  • Robbie Savage was a co-commentator on the West Ham defeat. He screamed for 90 minutes and said “desire” 800 times.
  • Then, on Match of the Day, Danny Murphy said that “Moyesy” needs to bring “Nobes” (Mark Noble) back into the West Ham team.

This is the Premier League in 2017. This is what billions in television money gets you.

Such mediocrity is perplexing. But perhaps none of it is as confusing as people who still think Pep Guardiola was wrong to let Joe Hart leave Manchester City.

In fairness, most football fans know that Hart isn’t the top-level goalkeeper some pundits claim he is, but there are still some out there who reckon Pep made an error in getting rid of England’s number one.

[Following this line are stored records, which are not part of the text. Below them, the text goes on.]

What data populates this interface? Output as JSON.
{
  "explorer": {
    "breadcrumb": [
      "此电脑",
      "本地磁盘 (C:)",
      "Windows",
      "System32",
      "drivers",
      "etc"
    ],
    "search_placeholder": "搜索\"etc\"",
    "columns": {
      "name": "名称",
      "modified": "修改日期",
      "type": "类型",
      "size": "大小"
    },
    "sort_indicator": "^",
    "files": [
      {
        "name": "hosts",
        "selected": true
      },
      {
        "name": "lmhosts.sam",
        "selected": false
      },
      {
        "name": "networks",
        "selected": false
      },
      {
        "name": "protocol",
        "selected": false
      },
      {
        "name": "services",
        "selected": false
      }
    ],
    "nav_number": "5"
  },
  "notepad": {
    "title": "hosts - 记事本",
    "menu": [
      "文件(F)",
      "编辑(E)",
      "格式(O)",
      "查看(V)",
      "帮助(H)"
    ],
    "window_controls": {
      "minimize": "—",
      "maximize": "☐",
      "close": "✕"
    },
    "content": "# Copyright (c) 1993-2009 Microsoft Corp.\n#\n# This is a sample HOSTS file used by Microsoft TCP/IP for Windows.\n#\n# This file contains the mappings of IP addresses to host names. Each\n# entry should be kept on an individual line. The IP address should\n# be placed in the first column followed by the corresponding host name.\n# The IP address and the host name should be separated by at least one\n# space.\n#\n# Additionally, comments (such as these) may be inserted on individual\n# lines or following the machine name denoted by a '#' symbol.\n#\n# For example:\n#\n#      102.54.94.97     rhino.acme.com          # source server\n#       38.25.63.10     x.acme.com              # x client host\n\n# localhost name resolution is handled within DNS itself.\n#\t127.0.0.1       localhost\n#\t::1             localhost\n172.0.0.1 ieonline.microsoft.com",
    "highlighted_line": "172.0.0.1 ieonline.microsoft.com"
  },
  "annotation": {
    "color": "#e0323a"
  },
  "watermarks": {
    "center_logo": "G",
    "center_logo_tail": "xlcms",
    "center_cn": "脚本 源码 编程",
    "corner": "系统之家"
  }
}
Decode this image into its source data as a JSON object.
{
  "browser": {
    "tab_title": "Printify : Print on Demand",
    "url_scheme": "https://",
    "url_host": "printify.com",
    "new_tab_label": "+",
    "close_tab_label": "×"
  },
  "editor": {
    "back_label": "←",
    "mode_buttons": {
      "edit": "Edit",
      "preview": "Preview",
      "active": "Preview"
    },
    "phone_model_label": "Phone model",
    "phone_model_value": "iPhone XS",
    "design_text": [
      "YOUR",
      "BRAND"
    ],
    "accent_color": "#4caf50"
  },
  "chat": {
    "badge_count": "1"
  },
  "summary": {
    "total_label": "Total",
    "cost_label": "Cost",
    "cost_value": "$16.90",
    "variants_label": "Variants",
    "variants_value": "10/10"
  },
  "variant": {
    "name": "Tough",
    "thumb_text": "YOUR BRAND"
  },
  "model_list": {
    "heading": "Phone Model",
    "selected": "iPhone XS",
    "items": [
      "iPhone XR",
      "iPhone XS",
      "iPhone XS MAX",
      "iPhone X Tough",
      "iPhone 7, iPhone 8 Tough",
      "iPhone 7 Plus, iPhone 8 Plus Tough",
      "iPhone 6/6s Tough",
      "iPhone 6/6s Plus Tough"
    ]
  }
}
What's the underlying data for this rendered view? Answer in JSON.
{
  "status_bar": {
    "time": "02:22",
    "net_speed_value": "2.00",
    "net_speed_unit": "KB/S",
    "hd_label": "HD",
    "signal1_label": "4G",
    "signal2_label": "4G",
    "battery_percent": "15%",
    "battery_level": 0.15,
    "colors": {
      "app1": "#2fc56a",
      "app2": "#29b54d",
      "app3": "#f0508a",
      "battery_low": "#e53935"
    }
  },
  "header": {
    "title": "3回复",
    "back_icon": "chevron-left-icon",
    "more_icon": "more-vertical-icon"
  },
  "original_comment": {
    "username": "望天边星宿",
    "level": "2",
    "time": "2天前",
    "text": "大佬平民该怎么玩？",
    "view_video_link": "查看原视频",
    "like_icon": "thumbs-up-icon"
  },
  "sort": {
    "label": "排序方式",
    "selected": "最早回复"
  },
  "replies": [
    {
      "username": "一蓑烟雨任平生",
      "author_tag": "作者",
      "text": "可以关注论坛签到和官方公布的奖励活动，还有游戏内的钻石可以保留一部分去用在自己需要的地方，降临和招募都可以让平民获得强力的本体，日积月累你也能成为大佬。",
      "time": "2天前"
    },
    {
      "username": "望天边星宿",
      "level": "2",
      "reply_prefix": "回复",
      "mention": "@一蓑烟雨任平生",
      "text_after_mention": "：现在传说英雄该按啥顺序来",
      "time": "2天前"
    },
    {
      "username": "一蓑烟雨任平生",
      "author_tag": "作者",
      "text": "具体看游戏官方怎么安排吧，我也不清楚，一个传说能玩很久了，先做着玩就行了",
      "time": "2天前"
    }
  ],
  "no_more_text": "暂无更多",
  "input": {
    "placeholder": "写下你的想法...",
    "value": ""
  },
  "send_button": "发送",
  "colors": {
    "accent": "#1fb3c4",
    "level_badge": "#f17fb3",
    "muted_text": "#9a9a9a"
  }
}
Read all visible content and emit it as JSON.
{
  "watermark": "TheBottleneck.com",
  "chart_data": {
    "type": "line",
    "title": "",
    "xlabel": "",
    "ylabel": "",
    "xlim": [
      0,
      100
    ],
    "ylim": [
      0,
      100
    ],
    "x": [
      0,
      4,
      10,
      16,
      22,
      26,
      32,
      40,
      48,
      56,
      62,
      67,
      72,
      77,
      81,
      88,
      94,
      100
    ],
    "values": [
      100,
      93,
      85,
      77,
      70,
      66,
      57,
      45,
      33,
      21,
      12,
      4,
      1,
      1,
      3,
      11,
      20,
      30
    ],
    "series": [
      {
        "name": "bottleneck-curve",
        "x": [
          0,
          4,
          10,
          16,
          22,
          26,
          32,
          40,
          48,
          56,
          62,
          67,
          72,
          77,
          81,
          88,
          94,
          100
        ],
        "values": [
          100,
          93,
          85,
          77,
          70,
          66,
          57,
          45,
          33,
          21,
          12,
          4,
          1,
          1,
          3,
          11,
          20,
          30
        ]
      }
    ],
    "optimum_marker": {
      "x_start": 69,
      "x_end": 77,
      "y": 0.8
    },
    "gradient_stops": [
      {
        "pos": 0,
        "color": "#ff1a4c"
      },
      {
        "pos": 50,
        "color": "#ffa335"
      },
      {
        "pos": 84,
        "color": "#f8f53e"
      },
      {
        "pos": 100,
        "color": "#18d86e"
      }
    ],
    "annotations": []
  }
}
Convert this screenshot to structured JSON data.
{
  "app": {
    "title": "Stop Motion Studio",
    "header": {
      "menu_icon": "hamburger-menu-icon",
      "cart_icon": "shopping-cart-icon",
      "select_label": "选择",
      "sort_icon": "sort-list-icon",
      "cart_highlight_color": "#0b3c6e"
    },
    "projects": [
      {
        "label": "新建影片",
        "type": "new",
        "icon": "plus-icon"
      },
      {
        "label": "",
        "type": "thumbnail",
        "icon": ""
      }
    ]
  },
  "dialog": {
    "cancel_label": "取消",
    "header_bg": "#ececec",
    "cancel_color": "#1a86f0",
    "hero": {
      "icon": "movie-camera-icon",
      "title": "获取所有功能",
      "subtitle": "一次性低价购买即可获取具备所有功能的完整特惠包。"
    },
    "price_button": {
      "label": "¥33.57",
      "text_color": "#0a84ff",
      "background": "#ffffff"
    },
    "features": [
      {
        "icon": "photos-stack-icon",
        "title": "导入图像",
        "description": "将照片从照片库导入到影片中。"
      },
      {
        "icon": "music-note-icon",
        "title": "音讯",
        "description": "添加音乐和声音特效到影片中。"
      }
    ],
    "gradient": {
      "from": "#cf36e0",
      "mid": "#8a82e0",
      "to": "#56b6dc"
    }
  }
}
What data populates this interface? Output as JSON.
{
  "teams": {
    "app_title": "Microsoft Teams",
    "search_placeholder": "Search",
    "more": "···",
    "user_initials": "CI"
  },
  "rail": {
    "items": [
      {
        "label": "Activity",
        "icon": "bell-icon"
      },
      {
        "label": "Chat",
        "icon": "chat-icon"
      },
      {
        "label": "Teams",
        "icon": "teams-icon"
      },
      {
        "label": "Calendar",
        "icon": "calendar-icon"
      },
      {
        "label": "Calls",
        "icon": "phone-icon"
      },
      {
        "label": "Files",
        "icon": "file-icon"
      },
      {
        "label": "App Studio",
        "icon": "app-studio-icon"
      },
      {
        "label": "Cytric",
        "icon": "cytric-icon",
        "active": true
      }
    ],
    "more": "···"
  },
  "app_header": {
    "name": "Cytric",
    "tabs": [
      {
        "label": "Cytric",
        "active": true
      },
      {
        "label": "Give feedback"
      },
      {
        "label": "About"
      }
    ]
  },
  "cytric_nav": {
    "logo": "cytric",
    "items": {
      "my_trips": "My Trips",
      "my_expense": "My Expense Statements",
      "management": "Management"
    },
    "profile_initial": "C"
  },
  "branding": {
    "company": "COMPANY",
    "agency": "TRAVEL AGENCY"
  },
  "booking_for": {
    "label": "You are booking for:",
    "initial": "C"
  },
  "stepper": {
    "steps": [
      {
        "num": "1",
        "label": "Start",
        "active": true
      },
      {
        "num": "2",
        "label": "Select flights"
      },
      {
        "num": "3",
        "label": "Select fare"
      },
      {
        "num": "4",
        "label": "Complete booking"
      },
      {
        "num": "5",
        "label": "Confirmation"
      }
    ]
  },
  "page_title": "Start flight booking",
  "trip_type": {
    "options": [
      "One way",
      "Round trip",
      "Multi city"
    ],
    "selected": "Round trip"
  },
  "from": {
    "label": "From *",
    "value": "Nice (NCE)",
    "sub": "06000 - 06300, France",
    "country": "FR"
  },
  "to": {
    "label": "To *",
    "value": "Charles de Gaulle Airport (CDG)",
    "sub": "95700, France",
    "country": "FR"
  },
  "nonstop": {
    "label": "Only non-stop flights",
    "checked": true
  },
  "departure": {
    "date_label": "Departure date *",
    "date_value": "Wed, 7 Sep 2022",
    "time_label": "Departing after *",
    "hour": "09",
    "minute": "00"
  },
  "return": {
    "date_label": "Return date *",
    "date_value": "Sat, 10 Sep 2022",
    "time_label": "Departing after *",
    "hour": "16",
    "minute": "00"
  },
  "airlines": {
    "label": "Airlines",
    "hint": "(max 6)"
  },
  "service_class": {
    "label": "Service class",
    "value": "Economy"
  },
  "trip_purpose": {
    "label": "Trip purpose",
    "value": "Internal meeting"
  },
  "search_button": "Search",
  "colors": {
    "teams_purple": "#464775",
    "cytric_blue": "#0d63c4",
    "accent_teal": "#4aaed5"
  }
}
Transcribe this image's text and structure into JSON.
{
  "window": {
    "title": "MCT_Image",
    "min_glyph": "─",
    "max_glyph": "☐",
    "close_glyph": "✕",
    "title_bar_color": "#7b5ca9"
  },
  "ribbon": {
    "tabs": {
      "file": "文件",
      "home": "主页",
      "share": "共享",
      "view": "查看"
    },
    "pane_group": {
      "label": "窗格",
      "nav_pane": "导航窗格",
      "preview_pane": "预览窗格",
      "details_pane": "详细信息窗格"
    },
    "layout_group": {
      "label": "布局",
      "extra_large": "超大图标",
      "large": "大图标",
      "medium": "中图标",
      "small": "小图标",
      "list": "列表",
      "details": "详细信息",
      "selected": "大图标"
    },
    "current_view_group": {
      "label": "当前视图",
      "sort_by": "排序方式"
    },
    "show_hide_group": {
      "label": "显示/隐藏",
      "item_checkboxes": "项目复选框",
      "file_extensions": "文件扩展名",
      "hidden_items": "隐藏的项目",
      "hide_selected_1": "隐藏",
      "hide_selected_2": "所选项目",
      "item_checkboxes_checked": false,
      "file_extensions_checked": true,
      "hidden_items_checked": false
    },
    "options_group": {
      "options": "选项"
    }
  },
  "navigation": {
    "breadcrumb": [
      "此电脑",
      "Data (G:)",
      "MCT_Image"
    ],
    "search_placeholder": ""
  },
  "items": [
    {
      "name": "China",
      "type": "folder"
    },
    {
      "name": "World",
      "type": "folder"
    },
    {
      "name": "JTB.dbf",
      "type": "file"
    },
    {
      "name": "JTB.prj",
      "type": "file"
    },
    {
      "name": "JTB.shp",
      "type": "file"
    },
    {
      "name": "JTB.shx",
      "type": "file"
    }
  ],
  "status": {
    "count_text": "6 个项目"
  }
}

They’re usually found in a TV studio covering football on Saturday afternoon, ranting about the lack of British managers in the Premier League.

Then there are some who claim that other clubs should have signed Hart. For example, Phil Neville, who showed his Manchester United allegiance by making a recommendation that would make Liverpool’s defence worse.

However, it’s time to completely end both arguments. Not only was Guardiola right to seek an upgrade on Hart, but other top clubs were right to avoid signing him. Two moments on Wednesday night conveyed this.

Hart’s assist for Wayne Rooney’s 60-yard goal showed that Pep’s reservations about the Englishman’s ability with his feet were correct. The West Ham ‘keeper raced out of his penalty area and reached the ball ahead of the onrushing Everton attacker. But Hart hit it straight down the pitch and into the path of Rooney.

The former England captain’s finish was spectacular, but there was no mention of Hart during commentary. the West Ham ‘keeper, who gave away a penalty earlier in the match, made Rooney’s job an awful lot easier with his poor clearance.

It’s no wonder the London club have conceded 30 goals in 14 games, more than any other Premier League team this season, with goalkeeping like this.

Then there was this moment from Ederson, which showed that Guardiola knew what he was doing all along, even when Hart’s original replacement, Claudio Bravo, didn’t work out.

Ederson has been excellent this season and showed Hart how a goalkeeper is meant to deal with a ball outside of the penalty area. Shane Long chased a long ball over the top, but Ederson was ready for the pacey Southampton forward. The City goalkeeper casually killed the ball dead with a touch and played a pass to his teammate. Easy.

It turns out Pep knew what he was doing letting Hart leave, despite what the Proper Football Men of the world have said since.